sented a peculiar malignancy, and, like small-pox, attacked high and low alike. The causes and origin of these plagues are not difficult to find. Except for the Cloaca Maxima at Rome not a sewer of any consequence existed in Europe; drainage was inadequate, the streets were unpaved, and public baths or other facilities for bathing were unknown. Of sanitation no knowledge was at hand. The dead, including the victims of various plagues, were buried hastily—instead of being burned—and usually in shallow ditches, thus allowing presumably an easy pollution of water supplies. As to this, under ordinary circumstances no precautions were taken to keep the water supplies free from fecal and other contaminations. Doubtless, taxes on bread and window panes were responsible in no small part for that diminished resistance which invites infection. Against the spread of plagues the physicians were helpless. The College of Physicians at Paris in the fifteenth century at the time of the "sweating plague," were, after mature consideration, "of the opinion, that the constellations, with the aid of nature, strive, by virtue of their divine might, to protect and heal the human race." This state of mind does not seem so surprising when we recall that Roger Bacon, "the truest philosopher of the Middle Ages," still sought, in the thirteenth century, the philosopher's stone and the elixir of life. "The Royal Touch" was still a favorite cure for scrofula ("The Kings of Evil") and various other ills, and indeed persisted into the time of Queen Elizabeth. From "The Anatomy of Melancholy" (1621) we have it that "there be many mountebanks, quacksalves and empiricks, in every street almost, and in every village."

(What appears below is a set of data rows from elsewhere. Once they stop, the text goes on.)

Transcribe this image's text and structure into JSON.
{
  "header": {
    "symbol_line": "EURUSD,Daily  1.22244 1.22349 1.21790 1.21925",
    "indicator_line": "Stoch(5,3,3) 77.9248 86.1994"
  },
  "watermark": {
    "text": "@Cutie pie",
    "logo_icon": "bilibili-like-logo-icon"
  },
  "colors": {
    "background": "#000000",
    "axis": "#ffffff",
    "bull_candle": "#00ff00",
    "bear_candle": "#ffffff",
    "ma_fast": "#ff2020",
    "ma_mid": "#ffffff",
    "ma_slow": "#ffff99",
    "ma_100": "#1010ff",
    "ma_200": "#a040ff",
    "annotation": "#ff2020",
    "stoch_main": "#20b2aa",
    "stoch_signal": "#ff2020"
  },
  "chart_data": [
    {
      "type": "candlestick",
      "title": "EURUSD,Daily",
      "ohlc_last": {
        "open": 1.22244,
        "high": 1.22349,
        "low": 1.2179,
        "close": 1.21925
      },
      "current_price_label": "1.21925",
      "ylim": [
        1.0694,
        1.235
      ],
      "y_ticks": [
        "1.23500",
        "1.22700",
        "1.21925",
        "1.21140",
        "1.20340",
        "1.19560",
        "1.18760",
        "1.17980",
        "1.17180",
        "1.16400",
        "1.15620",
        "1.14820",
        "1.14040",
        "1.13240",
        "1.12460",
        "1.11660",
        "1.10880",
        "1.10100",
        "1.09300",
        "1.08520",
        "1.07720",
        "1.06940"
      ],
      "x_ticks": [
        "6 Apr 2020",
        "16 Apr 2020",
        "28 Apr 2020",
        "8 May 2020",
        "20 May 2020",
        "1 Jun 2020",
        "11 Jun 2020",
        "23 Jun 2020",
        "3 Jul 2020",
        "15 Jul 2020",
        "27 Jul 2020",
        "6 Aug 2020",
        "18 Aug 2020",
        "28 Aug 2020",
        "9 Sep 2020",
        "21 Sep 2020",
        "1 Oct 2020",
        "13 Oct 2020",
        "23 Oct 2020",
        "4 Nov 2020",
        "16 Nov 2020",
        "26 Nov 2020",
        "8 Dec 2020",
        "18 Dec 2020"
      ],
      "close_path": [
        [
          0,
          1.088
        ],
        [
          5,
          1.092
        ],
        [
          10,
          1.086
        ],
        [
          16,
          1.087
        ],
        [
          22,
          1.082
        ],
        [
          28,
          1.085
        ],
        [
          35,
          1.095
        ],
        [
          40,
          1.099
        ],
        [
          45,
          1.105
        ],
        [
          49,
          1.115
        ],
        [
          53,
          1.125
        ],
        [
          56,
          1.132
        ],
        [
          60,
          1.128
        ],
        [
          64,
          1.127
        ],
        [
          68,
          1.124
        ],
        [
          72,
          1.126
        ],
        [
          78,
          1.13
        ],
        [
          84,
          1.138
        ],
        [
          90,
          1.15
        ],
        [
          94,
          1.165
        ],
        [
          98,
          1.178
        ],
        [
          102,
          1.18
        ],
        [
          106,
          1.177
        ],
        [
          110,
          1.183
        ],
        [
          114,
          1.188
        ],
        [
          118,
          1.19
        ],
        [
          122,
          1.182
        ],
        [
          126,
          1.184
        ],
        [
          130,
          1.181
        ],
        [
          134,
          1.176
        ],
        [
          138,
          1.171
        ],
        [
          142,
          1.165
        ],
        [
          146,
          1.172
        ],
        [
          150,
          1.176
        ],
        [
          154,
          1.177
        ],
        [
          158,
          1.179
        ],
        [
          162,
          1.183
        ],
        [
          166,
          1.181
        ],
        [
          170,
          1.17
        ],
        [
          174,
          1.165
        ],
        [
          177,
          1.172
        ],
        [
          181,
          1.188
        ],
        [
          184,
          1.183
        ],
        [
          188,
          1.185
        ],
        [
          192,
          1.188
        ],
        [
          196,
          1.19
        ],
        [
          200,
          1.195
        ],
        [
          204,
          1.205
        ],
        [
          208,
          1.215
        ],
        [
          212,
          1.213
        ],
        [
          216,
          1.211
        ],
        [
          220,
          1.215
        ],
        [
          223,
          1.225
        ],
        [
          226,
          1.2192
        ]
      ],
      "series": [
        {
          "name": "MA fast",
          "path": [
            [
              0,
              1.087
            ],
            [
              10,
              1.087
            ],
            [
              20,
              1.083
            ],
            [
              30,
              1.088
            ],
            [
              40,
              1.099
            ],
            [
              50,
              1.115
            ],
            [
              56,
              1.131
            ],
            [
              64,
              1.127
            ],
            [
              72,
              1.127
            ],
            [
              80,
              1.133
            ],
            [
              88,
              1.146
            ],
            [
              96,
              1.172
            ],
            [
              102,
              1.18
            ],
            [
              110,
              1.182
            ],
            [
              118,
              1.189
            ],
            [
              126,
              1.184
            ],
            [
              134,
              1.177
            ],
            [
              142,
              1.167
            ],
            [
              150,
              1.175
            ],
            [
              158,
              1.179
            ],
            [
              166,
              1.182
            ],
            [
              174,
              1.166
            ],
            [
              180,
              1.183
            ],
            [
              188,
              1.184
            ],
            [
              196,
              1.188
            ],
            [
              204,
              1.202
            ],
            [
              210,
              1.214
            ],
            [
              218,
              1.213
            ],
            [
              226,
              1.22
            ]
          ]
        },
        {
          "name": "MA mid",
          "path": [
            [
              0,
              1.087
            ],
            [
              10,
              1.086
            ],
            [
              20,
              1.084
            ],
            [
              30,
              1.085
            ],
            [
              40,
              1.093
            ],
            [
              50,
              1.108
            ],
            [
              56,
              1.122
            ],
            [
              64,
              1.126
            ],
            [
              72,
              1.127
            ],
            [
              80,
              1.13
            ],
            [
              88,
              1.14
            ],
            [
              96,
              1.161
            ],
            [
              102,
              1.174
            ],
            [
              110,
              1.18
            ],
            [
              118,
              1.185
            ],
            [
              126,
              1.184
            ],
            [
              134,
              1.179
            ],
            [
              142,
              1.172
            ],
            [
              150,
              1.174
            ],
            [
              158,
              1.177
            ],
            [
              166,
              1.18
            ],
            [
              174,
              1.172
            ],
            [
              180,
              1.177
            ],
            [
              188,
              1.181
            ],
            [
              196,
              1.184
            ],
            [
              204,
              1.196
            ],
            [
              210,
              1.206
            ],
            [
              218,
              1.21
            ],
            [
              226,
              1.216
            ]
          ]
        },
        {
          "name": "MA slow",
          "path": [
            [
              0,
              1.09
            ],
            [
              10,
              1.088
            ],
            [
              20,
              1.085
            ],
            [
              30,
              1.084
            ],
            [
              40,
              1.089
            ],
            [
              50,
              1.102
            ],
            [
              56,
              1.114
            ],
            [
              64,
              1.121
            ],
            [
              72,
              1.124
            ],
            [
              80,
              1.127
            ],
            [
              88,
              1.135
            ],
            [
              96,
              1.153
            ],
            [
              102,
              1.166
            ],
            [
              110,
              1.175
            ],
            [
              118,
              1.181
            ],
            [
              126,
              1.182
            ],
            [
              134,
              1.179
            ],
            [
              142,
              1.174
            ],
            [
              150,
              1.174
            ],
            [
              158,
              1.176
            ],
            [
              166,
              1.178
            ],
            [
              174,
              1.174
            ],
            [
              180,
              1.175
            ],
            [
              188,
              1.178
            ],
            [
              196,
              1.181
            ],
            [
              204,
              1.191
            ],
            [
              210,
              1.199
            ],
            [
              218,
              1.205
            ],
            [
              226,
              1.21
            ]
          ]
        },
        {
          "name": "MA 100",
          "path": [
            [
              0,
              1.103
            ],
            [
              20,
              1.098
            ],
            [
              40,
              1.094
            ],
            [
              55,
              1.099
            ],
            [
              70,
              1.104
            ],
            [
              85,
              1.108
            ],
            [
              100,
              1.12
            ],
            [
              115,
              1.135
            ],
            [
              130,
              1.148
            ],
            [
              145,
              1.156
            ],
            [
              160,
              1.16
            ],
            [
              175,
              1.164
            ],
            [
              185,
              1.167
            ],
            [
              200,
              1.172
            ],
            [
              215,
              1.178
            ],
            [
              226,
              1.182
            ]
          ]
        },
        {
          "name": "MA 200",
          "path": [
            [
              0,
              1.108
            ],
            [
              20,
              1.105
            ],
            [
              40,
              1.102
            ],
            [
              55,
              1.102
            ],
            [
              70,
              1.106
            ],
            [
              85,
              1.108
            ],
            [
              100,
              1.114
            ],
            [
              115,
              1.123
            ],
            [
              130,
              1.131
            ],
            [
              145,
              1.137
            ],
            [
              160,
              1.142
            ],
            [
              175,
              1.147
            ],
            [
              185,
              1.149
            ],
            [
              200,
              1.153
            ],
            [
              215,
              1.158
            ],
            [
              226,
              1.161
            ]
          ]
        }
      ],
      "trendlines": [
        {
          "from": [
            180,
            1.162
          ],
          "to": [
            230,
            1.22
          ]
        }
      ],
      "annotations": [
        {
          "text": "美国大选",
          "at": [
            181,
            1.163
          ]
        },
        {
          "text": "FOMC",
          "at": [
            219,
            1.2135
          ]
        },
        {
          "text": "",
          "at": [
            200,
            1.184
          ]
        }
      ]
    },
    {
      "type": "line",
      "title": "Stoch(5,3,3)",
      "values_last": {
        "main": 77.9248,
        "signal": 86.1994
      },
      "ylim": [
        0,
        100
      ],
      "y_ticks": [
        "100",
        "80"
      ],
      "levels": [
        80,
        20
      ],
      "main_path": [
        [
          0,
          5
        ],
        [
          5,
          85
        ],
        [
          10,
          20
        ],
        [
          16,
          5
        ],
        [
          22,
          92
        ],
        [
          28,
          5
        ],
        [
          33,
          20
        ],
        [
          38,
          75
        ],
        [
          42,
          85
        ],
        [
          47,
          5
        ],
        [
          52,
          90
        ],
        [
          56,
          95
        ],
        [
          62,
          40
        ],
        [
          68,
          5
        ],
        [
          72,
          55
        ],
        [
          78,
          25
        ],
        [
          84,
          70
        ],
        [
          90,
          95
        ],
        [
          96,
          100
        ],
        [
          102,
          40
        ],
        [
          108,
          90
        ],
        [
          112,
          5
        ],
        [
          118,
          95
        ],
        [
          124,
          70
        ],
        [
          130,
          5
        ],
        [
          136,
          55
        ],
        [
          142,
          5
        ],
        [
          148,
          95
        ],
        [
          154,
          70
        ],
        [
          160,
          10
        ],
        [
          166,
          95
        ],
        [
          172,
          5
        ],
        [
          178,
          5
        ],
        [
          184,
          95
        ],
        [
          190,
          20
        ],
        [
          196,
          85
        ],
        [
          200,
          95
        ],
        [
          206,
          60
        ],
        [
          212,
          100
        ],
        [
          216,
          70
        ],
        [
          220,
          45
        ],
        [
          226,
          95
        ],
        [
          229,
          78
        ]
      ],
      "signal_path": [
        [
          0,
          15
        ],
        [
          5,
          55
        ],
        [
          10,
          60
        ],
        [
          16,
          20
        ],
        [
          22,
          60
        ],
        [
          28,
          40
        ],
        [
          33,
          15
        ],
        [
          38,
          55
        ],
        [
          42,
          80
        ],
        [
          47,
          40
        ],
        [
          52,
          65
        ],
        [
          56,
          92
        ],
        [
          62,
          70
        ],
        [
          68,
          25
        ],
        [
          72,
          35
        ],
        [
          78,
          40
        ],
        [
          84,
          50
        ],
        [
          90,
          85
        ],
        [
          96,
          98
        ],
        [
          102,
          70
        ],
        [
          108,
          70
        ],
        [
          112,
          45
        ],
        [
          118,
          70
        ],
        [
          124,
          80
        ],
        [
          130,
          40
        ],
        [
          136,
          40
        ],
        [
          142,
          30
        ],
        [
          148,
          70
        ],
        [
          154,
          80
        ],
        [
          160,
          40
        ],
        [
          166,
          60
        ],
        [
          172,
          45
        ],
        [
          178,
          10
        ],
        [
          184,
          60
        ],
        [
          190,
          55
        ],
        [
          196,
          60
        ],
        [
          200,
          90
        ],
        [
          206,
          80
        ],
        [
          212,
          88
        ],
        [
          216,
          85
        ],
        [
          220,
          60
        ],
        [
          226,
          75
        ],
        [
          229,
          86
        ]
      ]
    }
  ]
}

Also, the condition of the insane was pitiable; until well into the eighteenth century they were imprisoned, chained and treated as wild beasts.
Rational therapy did not exist, though it is interesting to note that several important empiric specifics came gradually into general use, as mercury and sulphur introduced in 1510 by Paracelsus, sometimes termed "charlatan and bombast"; after Harvey's time, Dover's powder (Pulvis Ipecacuanæ Comp.) through Captain Dover, physician and buccaneer; and Cinchona (quinine) through the Countess of Cinchon, wife of the Viceroy of Peru, who brought it to the attention (1638) of the Jesuit priests, hence the name, Jesuit's bark. Truly, empirical therapy made progress by curious routes.
Civil surgery was in a chaotic state, the barber surgeon contended